**WORK INSTRUCTIONS**
Nothing in the records may be changed; retype them in full.

═════ THE RECORDS ═════

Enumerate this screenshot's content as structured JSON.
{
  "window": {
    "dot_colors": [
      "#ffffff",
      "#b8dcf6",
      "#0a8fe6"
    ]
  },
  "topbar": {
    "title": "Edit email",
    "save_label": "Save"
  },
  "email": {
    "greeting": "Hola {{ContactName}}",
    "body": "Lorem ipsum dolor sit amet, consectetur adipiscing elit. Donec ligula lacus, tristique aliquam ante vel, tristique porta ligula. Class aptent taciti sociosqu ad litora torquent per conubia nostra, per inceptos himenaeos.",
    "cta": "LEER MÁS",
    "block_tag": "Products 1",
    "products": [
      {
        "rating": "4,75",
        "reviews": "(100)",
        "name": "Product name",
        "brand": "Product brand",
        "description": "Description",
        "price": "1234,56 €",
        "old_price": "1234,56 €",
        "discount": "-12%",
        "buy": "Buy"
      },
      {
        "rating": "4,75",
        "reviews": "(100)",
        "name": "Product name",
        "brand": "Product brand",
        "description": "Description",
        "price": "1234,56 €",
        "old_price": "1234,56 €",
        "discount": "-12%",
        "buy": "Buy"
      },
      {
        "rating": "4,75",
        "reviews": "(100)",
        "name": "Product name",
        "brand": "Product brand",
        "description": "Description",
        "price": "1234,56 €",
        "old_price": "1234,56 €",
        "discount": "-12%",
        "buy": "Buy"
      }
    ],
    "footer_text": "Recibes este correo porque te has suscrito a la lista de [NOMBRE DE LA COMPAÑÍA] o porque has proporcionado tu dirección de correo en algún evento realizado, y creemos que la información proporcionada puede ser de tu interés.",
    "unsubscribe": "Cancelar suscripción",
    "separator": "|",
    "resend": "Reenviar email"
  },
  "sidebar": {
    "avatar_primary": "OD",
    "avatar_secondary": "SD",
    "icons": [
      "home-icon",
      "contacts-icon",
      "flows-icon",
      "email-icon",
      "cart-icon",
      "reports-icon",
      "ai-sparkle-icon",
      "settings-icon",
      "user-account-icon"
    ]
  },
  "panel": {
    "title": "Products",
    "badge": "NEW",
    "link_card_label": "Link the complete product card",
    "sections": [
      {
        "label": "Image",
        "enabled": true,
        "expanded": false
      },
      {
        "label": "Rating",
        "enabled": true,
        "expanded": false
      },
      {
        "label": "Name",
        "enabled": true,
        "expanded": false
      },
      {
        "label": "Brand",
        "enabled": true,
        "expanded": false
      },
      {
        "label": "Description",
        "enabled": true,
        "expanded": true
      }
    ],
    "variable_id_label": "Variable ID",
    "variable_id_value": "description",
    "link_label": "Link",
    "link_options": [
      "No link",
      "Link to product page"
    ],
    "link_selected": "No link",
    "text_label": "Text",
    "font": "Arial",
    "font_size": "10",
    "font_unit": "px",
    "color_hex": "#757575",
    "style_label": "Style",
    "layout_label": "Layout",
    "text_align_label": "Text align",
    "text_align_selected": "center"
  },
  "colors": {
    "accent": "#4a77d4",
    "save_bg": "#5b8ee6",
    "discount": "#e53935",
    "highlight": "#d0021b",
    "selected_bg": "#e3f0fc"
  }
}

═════

**EXERCISE OUTPUT**
Enumerate this screenshot's content as structured JSON.
{
  "window": {
    "dot_colors": [
      "#ffffff",
      "#b8dcf6",
      "#0a8fe6"
    ]
  },
  "topbar": {
    "title": "Edit email",
    "save_label": "Save"
  },
  "email": {
    "greeting": "Hola {{ContactName}}",
    "body": "Lorem ipsum dolor sit amet, consectetur adipiscing elit. Donec ligula lacus, tristique aliquam ante vel, tristique porta ligula. Class aptent taciti sociosqu ad litora torquent per conubia nostra, per inceptos himenaeos.",
    "cta": "LEER MÁS",
    "block_tag": "Products 1",
    "products": [
      {
        "rating": "4,75",
        "reviews": "(100)",
        "name": "Product name",
        "brand": "Product brand",
        "description": "Description",
        "price": "1234,56 €",
        "old_price": "1234,56 €",
        "discount": "-12%",
        "buy": "Buy"
      },
      {
        "rating": "4,75",
        "reviews": "(100)",
        "name": "Product name",
        "brand": "Product brand",
        "description": "Description",
        "price": "1234,56 €",
        "old_price": "1234,56 €",
        "discount": "-12%",
        "buy": "Buy"
      },
      {
        "rating": "4,75",
        "reviews": "(100)",
        "name": "Product name",
        "brand": "Product brand",
        "description": "Description",
        "price": "1234,56 €",
        "old_price": "1234,56 €",
        "discount": "-12%",
        "buy": "Buy"
      }
    ],
    "footer_text": "Recibes este correo porque te has suscrito a la lista de [NOMBRE DE LA COMPAÑÍA] o porque has proporcionado tu dirección de correo en algún evento realizado, y creemos que la información proporcionada puede ser de tu interés.",
    "unsubscribe": "Cancelar suscripción",
    "separator": "|",
    "resend": "Reenviar email"
  },
  "sidebar": {
    "avatar_primary": "OD",
    "avatar_secondary": "SD",
    "icons": [
      "home-icon",
      "contacts-icon",
      "flows-icon",
      "email-icon",
      "cart-icon",
      "reports-icon",
      "ai-sparkle-icon",
      "settings-icon",
      "user-account-icon"
    ]
  },
  "panel": {
    "title": "Products",
    "badge": "NEW",
    "link_card_label": "Link the complete product card",
    "sections": [
      {
        "label": "Image",
        "enabled": true,
        "expanded": false
      },
      {
        "label": "Rating",
        "enabled": true,
        "expanded": false
      },
      {
        "label": "Name",
        "enabled": true,
        "expanded": false
      },
      {
        "label": "Brand",
        "enabled": true,
        "expanded": false
      },
      {
        "label": "Description",
        "enabled": true,
        "expanded": true
      }
    ],
    "variable_id_label": "Variable ID",
    "variable_id_value": "description",
    "link_label": "Link",
    "link_options": [
      "No link",
      "Link to product page"
    ],
    "link_selected": "No link",
    "text_label": "Text",
    "font": "Arial",
    "font_size": "10",
    "font_unit": "px",
    "color_hex": "#757575",
    "style_label": "Style",
    "layout_label": "Layout",
    "text_align_label": "Text align",
    "text_align_selected": "center"
  },
  "colors": {
    "accent": "#4a77d4",
    "save_bg": "#5b8ee6",
    "discount": "#e53935",
    "highlight": "#d0021b",
    "selected_bg": "#e3f0fc"
  }
}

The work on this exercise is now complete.